All the familiar characters are back, including Tigress (Angelina Jolie), Mantis (Seth Rogen), Monkey (Jackie Chan), and Crane (David Cross). Despite their obvious importance to Po’s success as a fighter, these characters are completely pushed to the background, so as not to take the spotlight away from our hero’s listless search for the truth. The makeshift screenplay by Jonathan Aibel and Glenn Berger plants viewer-friendly references to Hong Kong cinema while ignoring the more glaring inconsistencies in character development. Each dialogue scene, which establishes a redundant cause-and-effect momentum, becomes a carbon copy of the previous one. Kung Fu Panda 2 works best when it moves forward in exciting bursts of action, yet most of its forgettable duration is stricken with lengthy exposition.

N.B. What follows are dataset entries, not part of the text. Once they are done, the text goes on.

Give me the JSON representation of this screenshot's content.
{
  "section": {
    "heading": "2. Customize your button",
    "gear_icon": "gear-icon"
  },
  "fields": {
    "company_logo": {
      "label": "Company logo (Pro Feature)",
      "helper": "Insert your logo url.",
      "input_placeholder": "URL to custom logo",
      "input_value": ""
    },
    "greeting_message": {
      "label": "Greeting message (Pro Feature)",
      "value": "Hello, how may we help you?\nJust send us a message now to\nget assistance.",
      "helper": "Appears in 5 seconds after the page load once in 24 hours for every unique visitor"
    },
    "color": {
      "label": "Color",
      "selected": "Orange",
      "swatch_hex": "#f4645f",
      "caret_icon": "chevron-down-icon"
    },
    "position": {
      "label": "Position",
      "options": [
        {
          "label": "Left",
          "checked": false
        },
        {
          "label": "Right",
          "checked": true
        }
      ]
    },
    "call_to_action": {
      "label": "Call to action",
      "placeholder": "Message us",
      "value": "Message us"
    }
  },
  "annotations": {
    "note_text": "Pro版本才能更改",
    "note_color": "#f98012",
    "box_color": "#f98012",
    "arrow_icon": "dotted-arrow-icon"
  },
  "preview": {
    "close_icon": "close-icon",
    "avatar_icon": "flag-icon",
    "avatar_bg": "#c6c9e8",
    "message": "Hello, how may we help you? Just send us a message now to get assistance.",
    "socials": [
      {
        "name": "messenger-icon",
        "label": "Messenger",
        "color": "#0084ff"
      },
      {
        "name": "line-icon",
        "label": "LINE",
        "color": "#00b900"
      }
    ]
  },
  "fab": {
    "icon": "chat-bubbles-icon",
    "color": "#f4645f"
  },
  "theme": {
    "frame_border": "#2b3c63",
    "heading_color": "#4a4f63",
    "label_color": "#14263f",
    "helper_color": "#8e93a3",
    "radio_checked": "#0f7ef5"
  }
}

Much like the original, Kung Fu Panda 2 contains a colorful and layered production design that recreates ancient Chinese cities and natural settings with a pristine attention to detail. We get an excellent sense of time and place when Po and company assault Lord Shen’s hideout, and the kinetic kung fu is one of the highlights of the film. Interestingly, Kung Fu Panda 2 doesn’t feel like a rush job like many sequels. There’s an attention to the nuances of texture that shows how much time the technicians spent on creating the dynamic visual aesthetic.
By the end, Po experiences some of the same recycled epiphanies from the first film, sans their emotional panache. Familiar territory like this is frustrating, and in the grand scheme of things unoriginality merely feeds the opening box office receipts. After that moment, Kung Fu Panda 2 will quickly fade from memory. Po may be the Dragon Warrior, but his victories sure feel fixed.